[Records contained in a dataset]
───

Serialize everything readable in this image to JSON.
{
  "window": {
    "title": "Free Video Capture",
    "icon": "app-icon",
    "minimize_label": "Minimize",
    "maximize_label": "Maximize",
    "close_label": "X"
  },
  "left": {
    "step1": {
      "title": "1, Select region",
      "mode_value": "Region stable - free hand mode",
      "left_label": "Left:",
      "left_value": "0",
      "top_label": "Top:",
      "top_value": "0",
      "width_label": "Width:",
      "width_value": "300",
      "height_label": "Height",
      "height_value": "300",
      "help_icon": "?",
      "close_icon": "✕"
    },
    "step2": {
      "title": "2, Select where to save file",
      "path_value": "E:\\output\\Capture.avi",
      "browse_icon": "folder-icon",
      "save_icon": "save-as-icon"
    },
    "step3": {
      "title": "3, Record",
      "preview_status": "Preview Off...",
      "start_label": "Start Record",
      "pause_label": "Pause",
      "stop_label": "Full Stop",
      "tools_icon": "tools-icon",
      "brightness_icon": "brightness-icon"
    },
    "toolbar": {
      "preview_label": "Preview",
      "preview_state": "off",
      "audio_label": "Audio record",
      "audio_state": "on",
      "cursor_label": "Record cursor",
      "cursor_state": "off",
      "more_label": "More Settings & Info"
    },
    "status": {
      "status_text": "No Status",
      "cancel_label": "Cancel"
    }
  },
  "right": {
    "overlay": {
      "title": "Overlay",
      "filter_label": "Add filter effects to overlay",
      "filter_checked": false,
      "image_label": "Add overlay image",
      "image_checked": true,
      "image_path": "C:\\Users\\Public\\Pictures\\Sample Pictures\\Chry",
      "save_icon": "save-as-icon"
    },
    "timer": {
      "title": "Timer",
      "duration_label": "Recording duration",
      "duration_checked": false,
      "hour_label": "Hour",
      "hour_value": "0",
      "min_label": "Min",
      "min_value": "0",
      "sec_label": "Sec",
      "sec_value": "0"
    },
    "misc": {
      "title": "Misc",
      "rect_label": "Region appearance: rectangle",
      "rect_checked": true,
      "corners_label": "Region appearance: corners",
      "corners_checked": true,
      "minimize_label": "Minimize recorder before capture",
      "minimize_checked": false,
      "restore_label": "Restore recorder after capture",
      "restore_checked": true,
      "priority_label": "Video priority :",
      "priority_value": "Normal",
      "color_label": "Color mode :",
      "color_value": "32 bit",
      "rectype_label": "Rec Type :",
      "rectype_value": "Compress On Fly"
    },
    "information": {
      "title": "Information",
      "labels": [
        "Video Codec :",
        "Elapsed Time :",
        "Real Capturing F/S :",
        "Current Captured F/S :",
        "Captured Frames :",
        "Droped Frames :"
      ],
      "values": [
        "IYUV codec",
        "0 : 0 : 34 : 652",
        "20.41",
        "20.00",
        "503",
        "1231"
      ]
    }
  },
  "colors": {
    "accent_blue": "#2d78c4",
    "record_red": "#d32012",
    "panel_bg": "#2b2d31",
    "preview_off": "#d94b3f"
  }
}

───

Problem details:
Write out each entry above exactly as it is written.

Task solution:
Serialize everything readable in this image to JSON.
{
  "window": {
    "title": "Free Video Capture",
    "icon": "app-icon",
    "minimize_label": "Minimize",
    "maximize_label": "Maximize",
    "close_label": "X"
  },
  "left": {
    "step1": {
      "title": "1, Select region",
      "mode_value": "Region stable - free hand mode",
      "left_label": "Left:",
      "left_value": "0",
      "top_label": "Top:",
      "top_value": "0",
      "width_label": "Width:",
      "width_value": "300",
      "height_label": "Height",
      "height_value": "300",
      "help_icon": "?",
      "close_icon": "✕"
    },
    "step2": {
      "title": "2, Select where to save file",
      "path_value": "E:\\output\\Capture.avi",
      "browse_icon": "folder-icon",
      "save_icon": "save-as-icon"
    },
    "step3": {
      "title": "3, Record",
      "preview_status": "Preview Off...",
      "start_label": "Start Record",
      "pause_label": "Pause",
      "stop_label": "Full Stop",
      "tools_icon": "tools-icon",
      "brightness_icon": "brightness-icon"
    },
    "toolbar": {
      "preview_label": "Preview",
      "preview_state": "off",
      "audio_label": "Audio record",
      "audio_state": "on",
      "cursor_label": "Record cursor",
      "cursor_state": "off",
      "more_label": "More Settings & Info"
    },
    "status": {
      "status_text": "No Status",
      "cancel_label": "Cancel"
    }
  },
  "right": {
    "overlay": {
      "title": "Overlay",
      "filter_label": "Add filter effects to overlay",
      "filter_checked": false,
      "image_label": "Add overlay image",
      "image_checked": true,
      "image_path": "C:\\Users\\Public\\Pictures\\Sample Pictures\\Chry",
      "save_icon": "save-as-icon"
    },
    "timer": {
      "title": "Timer",
      "duration_label": "Recording duration",
      "duration_checked": false,
      "hour_label": "Hour",
      "hour_value": "0",
      "min_label": "Min",
      "min_value": "0",
      "sec_label": "Sec",
      "sec_value": "0"
    },
    "misc": {
      "title": "Misc",
      "rect_label": "Region appearance: rectangle",
      "rect_checked": true,
      "corners_label": "Region appearance: corners",
      "corners_checked": true,
      "minimize_label": "Minimize recorder before capture",
      "minimize_checked": false,
      "restore_label": "Restore recorder after capture",
      "restore_checked": true,
      "priority_label": "Video priority :",
      "priority_value": "Normal",
      "color_label": "Color mode :",
      "color_value": "32 bit",
      "rectype_label": "Rec Type :",
      "rectype_value": "Compress On Fly"
    },
    "information": {
      "title": "Information",
      "labels": [
        "Video Codec :",
        "Elapsed Time :",
        "Real Capturing F/S :",
        "Current Captured F/S :",
        "Captured Frames :",
        "Droped Frames :"
      ],
      "values": [
        "IYUV codec",
        "0 : 0 : 34 : 652",
        "20.41",
        "20.00",
        "503",
        "1231"
      ]
    }
  },
  "colors": {
    "accent_blue": "#2d78c4",
    "record_red": "#d32012",
    "panel_bg": "#2b2d31",
    "preview_off": "#d94b3f"
  }
}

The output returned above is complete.